What the task requires: Write out each line below exactly as it appears.

Excerpts from an interface dataset:

********

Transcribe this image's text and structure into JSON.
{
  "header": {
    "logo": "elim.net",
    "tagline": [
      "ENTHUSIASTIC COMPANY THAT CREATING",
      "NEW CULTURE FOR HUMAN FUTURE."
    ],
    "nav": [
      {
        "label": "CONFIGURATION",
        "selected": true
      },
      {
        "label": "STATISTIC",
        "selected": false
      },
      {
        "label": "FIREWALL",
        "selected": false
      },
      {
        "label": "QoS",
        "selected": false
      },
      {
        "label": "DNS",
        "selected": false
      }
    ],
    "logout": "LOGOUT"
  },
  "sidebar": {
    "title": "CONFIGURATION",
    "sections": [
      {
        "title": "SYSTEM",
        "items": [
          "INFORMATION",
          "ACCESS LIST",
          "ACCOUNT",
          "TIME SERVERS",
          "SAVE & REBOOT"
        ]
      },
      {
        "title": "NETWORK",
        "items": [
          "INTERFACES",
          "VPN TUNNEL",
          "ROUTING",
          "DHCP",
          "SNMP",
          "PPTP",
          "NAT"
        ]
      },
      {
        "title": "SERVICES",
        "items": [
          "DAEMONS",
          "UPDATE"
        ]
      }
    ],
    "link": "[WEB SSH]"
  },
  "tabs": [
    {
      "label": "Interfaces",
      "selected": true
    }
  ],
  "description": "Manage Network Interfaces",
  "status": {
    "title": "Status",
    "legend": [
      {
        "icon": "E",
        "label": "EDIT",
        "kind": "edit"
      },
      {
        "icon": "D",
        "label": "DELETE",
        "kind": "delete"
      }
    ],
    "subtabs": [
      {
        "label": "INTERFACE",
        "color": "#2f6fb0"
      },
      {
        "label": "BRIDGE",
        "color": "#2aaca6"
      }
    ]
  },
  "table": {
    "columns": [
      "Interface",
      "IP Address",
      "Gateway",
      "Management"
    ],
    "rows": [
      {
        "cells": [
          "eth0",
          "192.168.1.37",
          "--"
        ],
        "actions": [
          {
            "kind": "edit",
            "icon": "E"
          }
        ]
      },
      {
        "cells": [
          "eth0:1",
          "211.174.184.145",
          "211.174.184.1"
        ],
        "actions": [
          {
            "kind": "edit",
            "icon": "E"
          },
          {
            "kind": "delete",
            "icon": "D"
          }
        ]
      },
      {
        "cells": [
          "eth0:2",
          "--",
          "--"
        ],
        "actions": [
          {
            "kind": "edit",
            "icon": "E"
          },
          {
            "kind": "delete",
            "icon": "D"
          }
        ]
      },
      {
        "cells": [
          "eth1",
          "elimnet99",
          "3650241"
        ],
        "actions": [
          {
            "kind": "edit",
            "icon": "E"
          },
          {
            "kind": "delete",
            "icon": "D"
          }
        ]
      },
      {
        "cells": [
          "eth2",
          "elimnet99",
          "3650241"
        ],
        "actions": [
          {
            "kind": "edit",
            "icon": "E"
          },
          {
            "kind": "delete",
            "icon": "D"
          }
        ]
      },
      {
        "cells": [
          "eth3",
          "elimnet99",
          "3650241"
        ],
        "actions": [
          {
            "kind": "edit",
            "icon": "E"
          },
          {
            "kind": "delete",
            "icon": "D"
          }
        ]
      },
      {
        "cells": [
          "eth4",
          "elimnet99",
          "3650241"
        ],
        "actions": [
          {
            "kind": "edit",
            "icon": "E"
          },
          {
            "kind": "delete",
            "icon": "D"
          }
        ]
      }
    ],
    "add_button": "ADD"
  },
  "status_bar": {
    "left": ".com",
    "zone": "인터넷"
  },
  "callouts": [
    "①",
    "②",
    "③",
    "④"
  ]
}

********

Answer:
Transcribe this image's text and structure into JSON.
{
  "header": {
    "logo": "elim.net",
    "tagline": [
      "ENTHUSIASTIC COMPANY THAT CREATING",
      "NEW CULTURE FOR HUMAN FUTURE."
    ],
    "nav": [
      {
        "label": "CONFIGURATION",
        "selected": true
      },
      {
        "label": "STATISTIC",
        "selected": false
      },
      {
        "label": "FIREWALL",
        "selected": false
      },
      {
        "label": "QoS",
        "selected": false
      },
      {
        "label": "DNS",
        "selected": false
      }
    ],
    "logout": "LOGOUT"
  },
  "sidebar": {
    "title": "CONFIGURATION",
    "sections": [
      {
        "title": "SYSTEM",
        "items": [
          "INFORMATION",
          "ACCESS LIST",
          "ACCOUNT",
          "TIME SERVERS",
          "SAVE & REBOOT"
        ]
      },
      {
        "title": "NETWORK",
        "items": [
          "INTERFACES",
          "VPN TUNNEL",
          "ROUTING",
          "DHCP",
          "SNMP",
          "PPTP",
          "NAT"
        ]
      },
      {
        "title": "SERVICES",
        "items": [
          "DAEMONS",
          "UPDATE"
        ]
      }
    ],
    "link": "[WEB SSH]"
  },
  "tabs": [
    {
      "label": "Interfaces",
      "selected": true
    }
  ],
  "description": "Manage Network Interfaces",
  "status": {
    "title": "Status",
    "legend": [
      {
        "icon": "E",
        "label": "EDIT",
        "kind": "edit"
      },
      {
        "icon": "D",
        "label": "DELETE",
        "kind": "delete"
      }
    ],
    "subtabs": [
      {
        "label": "INTERFACE",
        "color": "#2f6fb0"
      },
      {
        "label": "BRIDGE",
        "color": "#2aaca6"
      }
    ]
  },
  "table": {
    "columns": [
      "Interface",
      "IP Address",
      "Gateway",
      "Management"
    ],
    "rows": [
      {
        "cells": [
          "eth0",
          "192.168.1.37",
          "--"
        ],
        "actions": [
          {
            "kind": "edit",
            "icon": "E"
          }
        ]
      },
      {
        "cells": [
          "eth0:1",
          "211.174.184.145",
          "211.174.184.1"
        ],
        "actions": [
          {
            "kind": "edit",
            "icon": "E"
          },
          {
            "kind": "delete",
            "icon": "D"
          }
        ]
      },
      {
        "cells": [
          "eth0:2",
          "--",
          "--"
        ],
        "actions": [
          {
            "kind": "edit",
            "icon": "E"
          },
          {
            "kind": "delete",
            "icon": "D"
          }
        ]
      },
      {
        "cells": [
          "eth1",
          "elimnet99",
          "3650241"
        ],
        "actions": [
          {
            "kind": "edit",
            "icon": "E"
          },
          {
            "kind": "delete",
            "icon": "D"
          }
        ]
      },
      {
        "cells": [
          "eth2",
          "elimnet99",
          "3650241"
        ],
        "actions": [
          {
            "kind": "edit",
            "icon": "E"
          },
          {
            "kind": "delete",
            "icon": "D"
          }
        ]
      },
      {
        "cells": [
          "eth3",
          "elimnet99",
          "3650241"
        ],
        "actions": [
          {
            "kind": "edit",
            "icon": "E"
          },
          {
            "kind": "delete",
            "icon": "D"
          }
        ]
      },
      {
        "cells": [
          "eth4",
          "elimnet99",
          "3650241"
        ],
        "actions": [
          {
            "kind": "edit",
            "icon": "E"
          },
          {
            "kind": "delete",
            "icon": "D"
          }
        ]
      }
    ],
    "add_button": "ADD"
  },
  "status_bar": {
    "left": ".com",
    "zone": "인터넷"
  },
  "callouts": [
    "①",
    "②",
    "③",
    "④"
  ]
}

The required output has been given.